"What's in a name?" one of Shakespeare's star-crossed lovers asked. When it comes to the identity of the greatest writer in the English language, a great deal. That mantle has long been bestowed on a glover's son from Stratford-Upon-Avon. But since the 19th century, there have been doubts over William Shakespeare's identity as the writer of the works attributed to the playwright. Was the Bard from Stratford a front for another writer? Was he just one participant in a collective group of writers? Or was he a she?
The Stratfordian position
William Shakespeare wrote the plays that bear his name. Any claims otherwise are Much Ado About Nothing.
It is there in black and white
So far, no authorship theory has presented stronger evidence than the name written on the works in black and white.

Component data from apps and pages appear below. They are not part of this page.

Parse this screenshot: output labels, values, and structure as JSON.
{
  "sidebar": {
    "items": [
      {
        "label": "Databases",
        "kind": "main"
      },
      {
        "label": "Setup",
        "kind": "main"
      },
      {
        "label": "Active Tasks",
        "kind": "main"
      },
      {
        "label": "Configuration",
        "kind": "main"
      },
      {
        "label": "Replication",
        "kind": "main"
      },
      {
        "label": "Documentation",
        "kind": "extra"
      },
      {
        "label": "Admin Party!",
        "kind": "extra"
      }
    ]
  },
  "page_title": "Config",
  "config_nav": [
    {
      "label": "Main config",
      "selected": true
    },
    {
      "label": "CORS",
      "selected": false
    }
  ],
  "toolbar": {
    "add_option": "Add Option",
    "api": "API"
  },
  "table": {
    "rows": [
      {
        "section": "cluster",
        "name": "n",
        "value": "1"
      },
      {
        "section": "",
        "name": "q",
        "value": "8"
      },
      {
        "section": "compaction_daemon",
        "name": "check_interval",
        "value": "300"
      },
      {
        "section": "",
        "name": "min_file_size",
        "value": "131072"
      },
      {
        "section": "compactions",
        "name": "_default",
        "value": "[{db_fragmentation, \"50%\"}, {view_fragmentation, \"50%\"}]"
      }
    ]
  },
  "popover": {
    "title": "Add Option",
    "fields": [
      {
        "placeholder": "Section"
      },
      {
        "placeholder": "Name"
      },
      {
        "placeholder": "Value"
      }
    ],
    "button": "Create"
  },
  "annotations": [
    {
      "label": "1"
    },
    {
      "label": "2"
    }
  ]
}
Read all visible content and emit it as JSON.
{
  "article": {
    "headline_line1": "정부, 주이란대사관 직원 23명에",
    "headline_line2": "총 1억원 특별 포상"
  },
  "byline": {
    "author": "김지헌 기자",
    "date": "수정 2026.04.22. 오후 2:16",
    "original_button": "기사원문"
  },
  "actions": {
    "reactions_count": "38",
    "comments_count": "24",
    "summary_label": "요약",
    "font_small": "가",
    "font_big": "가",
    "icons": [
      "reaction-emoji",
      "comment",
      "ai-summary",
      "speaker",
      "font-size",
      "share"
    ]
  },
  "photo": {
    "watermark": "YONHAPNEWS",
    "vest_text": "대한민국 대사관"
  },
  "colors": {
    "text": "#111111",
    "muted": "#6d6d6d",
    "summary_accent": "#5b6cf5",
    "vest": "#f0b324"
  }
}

Shakespeare’s detailed will makes no mention of books or literature
Shakespeare’s will was meticulous in its details and he seemed to divide all of his materialistic possessions between his children. However, not a single book, manuscript, or instrument was mentioned, though, his supposed writings were filled with them.
Scholars have stated that many of Shakespeare’s female characters are given opportunities to demonstrate intelligence and possess a great amount of boldness; these are qualities that were, during Shakespeare’s time, largely associated with male characters.
Edward de Vere, the 17th earl of Oxford was Shakespeare
Vere's biography matches countless details in Shakespeare's Works; he had the means, education, travel experience to Italy and other canonical settings and knowledge of law and history; his surviving correspondence and poetry under his own name corroborate his authorship.
Explore this question in a whole new way.
This page was last edited on Monday, 5 Oct 2020 at 07:26 UTC